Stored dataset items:
○ ○ ○ ○ ○

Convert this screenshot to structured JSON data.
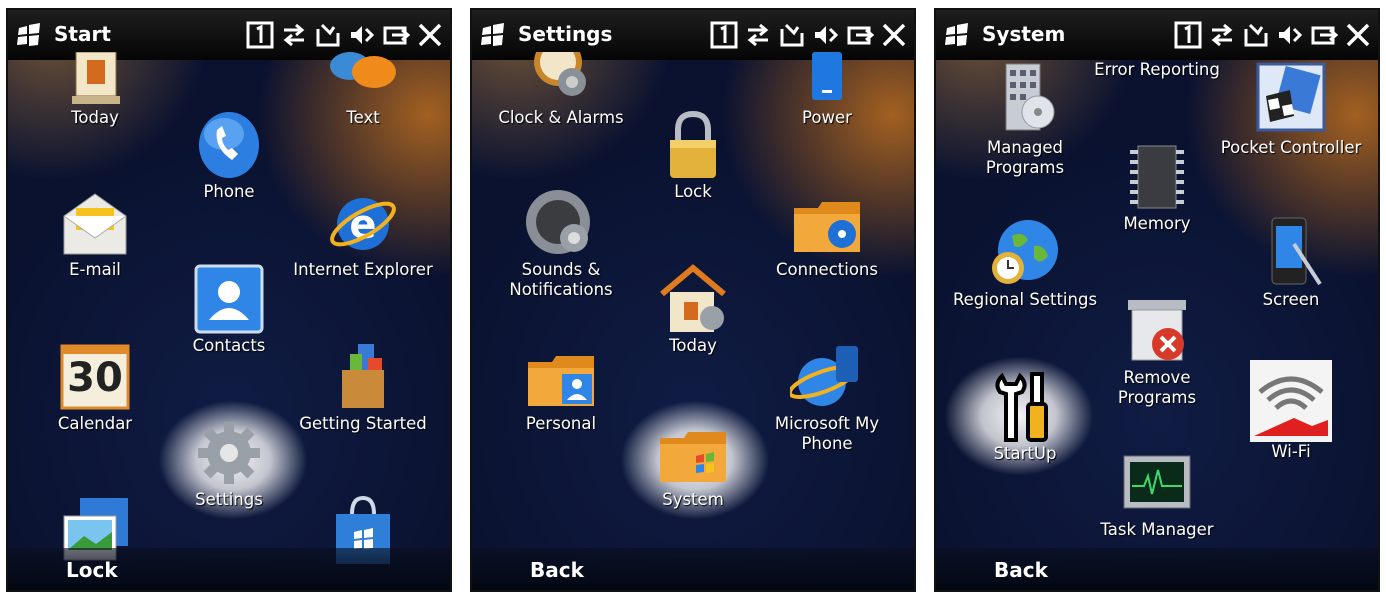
{
  "status_icons": [
    "sim-card-1-icon",
    "data-sync-icon",
    "phone-missed-icon",
    "volume-muted-icon",
    "battery-plug-icon",
    "close-icon"
  ],
  "start_screen": {
    "title": "Start",
    "softkey": "Lock",
    "items": [
      {
        "label": "Today"
      },
      {
        "label": "Text"
      },
      {
        "label": "Phone"
      },
      {
        "label": "E-mail"
      },
      {
        "label": "Internet Explorer"
      },
      {
        "label": "Contacts"
      },
      {
        "label": "Calendar"
      },
      {
        "label": "Getting Started"
      },
      {
        "label": "Settings",
        "selected": true
      },
      {
        "label": "Pictures"
      },
      {
        "label": "Marketplace"
      }
    ],
    "calendar_day": "30"
  },
  "settings_screen": {
    "title": "Settings",
    "softkey": "Back",
    "items": [
      {
        "label": "Clock & Alarms"
      },
      {
        "label": "Power"
      },
      {
        "label": "Lock"
      },
      {
        "label": "Sounds &\nNotifications"
      },
      {
        "label": "Connections"
      },
      {
        "label": "Today"
      },
      {
        "label": "Personal"
      },
      {
        "label": "Microsoft My\nPhone"
      },
      {
        "label": "System",
        "selected": true
      }
    ]
  },
  "system_screen": {
    "title": "System",
    "softkey": "Back",
    "items": [
      {
        "label": "Error Reporting"
      },
      {
        "label": "Managed\nPrograms"
      },
      {
        "label": "Pocket Controller"
      },
      {
        "label": "Memory"
      },
      {
        "label": "Regional Settings"
      },
      {
        "label": "Screen"
      },
      {
        "label": "Remove Programs"
      },
      {
        "label": "StartUp",
        "selected": true
      },
      {
        "label": "Wi-Fi"
      },
      {
        "label": "Task Manager"
      }
    ]
  }
}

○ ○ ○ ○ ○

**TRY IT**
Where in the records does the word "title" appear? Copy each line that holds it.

**RESULT**
    "title": "Start",
    "title": "Settings",
    "title": "System",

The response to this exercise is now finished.